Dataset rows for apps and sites
****

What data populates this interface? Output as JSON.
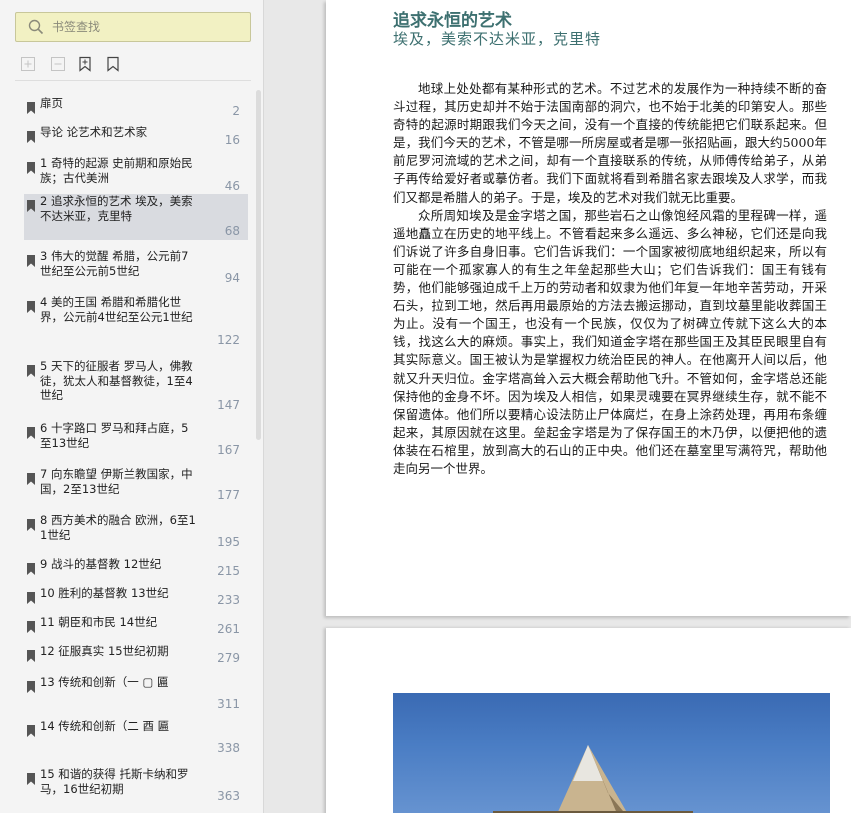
{
  "sidebar": {
    "search": {
      "placeholder": "书签查找"
    },
    "toolbar": {
      "icons": [
        "expand-all-icon",
        "collapse-all-icon",
        "add-bookmark-icon",
        "bookmark-outline-icon"
      ]
    },
    "items": [
      {
        "label": "扉页",
        "page": "2"
      },
      {
        "label": "导论 论艺术和艺术家",
        "page": "16"
      },
      {
        "label": "1 奇特的起源 史前期和原始民族；古代美洲",
        "page": "46"
      },
      {
        "label": "2 追求永恒的艺术 埃及，美索不达米亚，克里特",
        "page": "68",
        "selected": true
      },
      {
        "label": "3 伟大的觉醒 希腊，公元前7世纪至公元前5世纪",
        "page": "94"
      },
      {
        "label": "4 美的王国 希腊和希腊化世界，公元前4世纪至公元1世纪",
        "page": "122"
      },
      {
        "label": "5 天下的征服者 罗马人，佛教徒，犹太人和基督教徒，1至4世纪",
        "page": "147"
      },
      {
        "label": "6 十字路口 罗马和拜占庭，5至13世纪",
        "page": "167"
      },
      {
        "label": "7 向东瞻望 伊斯兰教国家，中国，2至13世纪",
        "page": "177"
      },
      {
        "label": "8 西方美术的融合 欧洲，6至11世纪",
        "page": "195"
      },
      {
        "label": "9 战斗的基督教 12世纪",
        "page": "215"
      },
      {
        "label": "10 胜利的基督教 13世纪",
        "page": "233"
      },
      {
        "label": "11 朝臣和市民 14世纪",
        "page": "261"
      },
      {
        "label": "12 征服真实 15世纪初期",
        "page": "279"
      },
      {
        "label": "13 传统和创新（一 ▢ 匾",
        "page": "311"
      },
      {
        "label": "14 传统和创新（二 ⾣ 匾",
        "page": "338"
      },
      {
        "label": "15 和谐的获得 托斯卡纳和罗马，16世纪初期",
        "page": "363"
      }
    ]
  },
  "document": {
    "title": "追求永恒的艺术",
    "subtitle": "埃及，美索不达米亚，克里特",
    "paragraphs": [
      "地球上处处都有某种形式的艺术。不过艺术的发展作为一种持续不断的奋斗过程，其历史却并不始于法国南部的洞穴，也不始于北美的印第安人。那些奇特的起源时期跟我们今天之间，没有一个直接的传统能把它们联系起来。但是，我们今天的艺术，不管是哪一所房屋或者是哪一张招贴画，跟大约5000年前尼罗河流域的艺术之间，却有一个直接联系的传统，从师傅传给弟子，从弟子再传给爱好者或摹仿者。我们下面就将看到希腊名家去跟埃及人求学，而我们又都是希腊人的弟子。于是，埃及的艺术对我们就无比重要。",
      "众所周知埃及是金字塔之国，那些岩石之山像饱经风霜的里程碑一样，遥遥地矗立在历史的地平线上。不管看起来多么遥远、多么神秘，它们还是向我们诉说了许多自身旧事。它们告诉我们：一个国家被彻底地组织起来，所以有可能在一个孤家寡人的有生之年垒起那些大山；它们告诉我们：国王有钱有势，他们能够强迫成千上万的劳动者和奴隶为他们年复一年地辛苦劳动，开采石头，拉到工地，然后再用最原始的方法去搬运挪动，直到坟墓里能收葬国王为止。没有一个国王，也没有一个民族，仅仅为了树碑立传就下这么大的本钱，找这么大的麻烦。事实上，我们知道金字塔在那些国王及其臣民眼里自有其实际意义。国王被认为是掌握权力统治臣民的神人。在他离开人间以后，他就又升天归位。金字塔高耸入云大概会帮助他飞升。不管如何，金字塔总还能保持他的金身不坏。因为埃及人相信，如果灵魂要在冥界继续生存，就不能不保留遗体。他们所以要精心设法防止尸体腐烂，在身上涂药处理，再用布条缠起来，其原因就在这里。垒起金字塔是为了保存国王的木乃伊，以便把他的遗体装在石棺里，放到高大的石山的正中央。他们还在墓室里写满符咒，帮助他走向另一个世界。"
    ]
  },
  "colors": {
    "accent": "#3d7070",
    "search_bg": "#f2f1c3",
    "selected_bg": "#d9dbe0",
    "page_number": "#8a96a6"
  }
}
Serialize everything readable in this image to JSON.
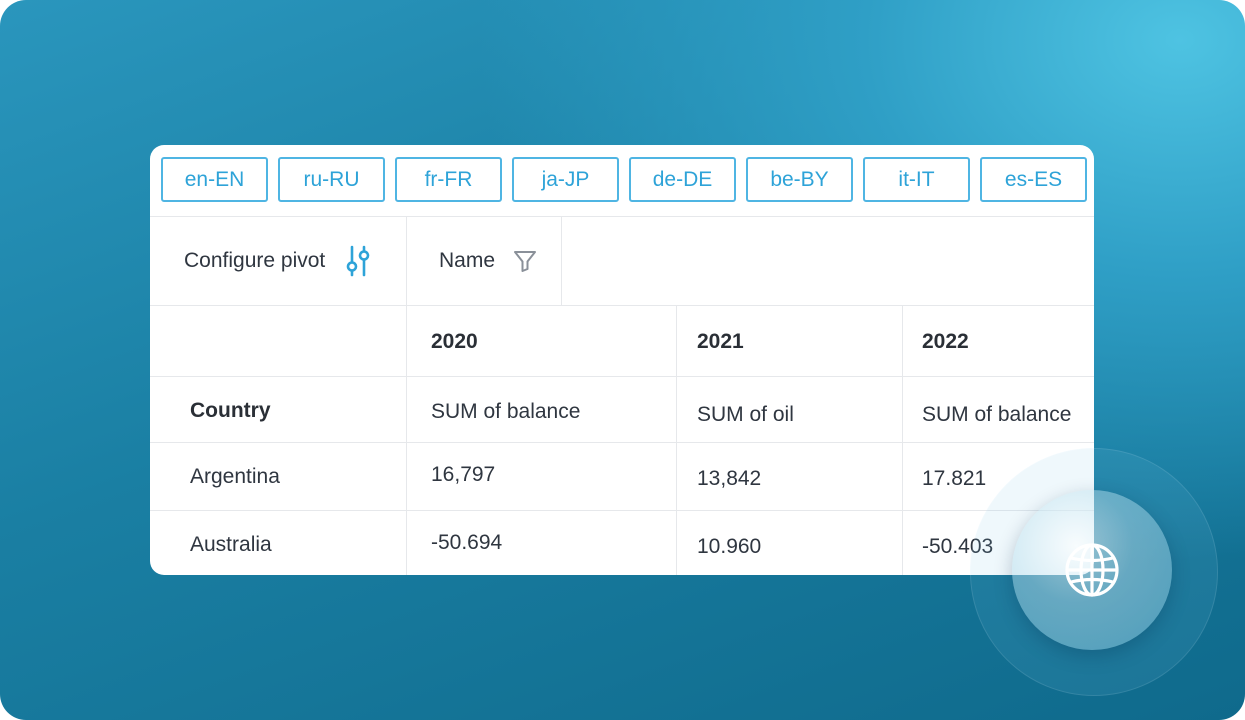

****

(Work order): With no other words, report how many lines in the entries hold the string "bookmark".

(Your response): 2